[App and web page records]
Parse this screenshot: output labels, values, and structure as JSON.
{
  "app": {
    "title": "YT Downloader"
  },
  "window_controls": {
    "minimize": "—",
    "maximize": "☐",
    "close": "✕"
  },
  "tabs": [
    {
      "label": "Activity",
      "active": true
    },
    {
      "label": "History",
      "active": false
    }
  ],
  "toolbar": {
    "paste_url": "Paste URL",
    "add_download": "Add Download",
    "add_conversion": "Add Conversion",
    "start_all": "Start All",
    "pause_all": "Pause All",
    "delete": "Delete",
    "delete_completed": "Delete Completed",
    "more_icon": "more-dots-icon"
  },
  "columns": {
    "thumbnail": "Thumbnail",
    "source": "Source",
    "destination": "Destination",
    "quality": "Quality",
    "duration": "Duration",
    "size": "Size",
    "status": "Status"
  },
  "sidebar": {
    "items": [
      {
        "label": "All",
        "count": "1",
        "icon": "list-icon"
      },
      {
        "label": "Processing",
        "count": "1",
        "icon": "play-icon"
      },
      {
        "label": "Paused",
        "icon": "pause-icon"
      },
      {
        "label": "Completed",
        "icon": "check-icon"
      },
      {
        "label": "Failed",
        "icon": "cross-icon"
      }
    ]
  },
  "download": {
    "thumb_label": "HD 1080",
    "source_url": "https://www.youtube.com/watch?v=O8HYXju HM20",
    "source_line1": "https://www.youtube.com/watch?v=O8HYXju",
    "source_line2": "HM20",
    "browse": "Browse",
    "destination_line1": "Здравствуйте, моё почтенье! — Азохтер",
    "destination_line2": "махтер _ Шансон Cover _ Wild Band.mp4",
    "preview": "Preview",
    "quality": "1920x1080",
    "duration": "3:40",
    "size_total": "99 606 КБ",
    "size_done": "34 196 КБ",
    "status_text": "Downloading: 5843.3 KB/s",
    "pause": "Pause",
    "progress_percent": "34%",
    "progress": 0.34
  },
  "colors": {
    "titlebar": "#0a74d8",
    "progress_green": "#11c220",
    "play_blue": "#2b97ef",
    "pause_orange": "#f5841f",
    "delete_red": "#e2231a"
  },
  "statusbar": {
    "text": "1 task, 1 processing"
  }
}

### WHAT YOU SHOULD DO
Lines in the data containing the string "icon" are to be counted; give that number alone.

### COMPLETED TASK
6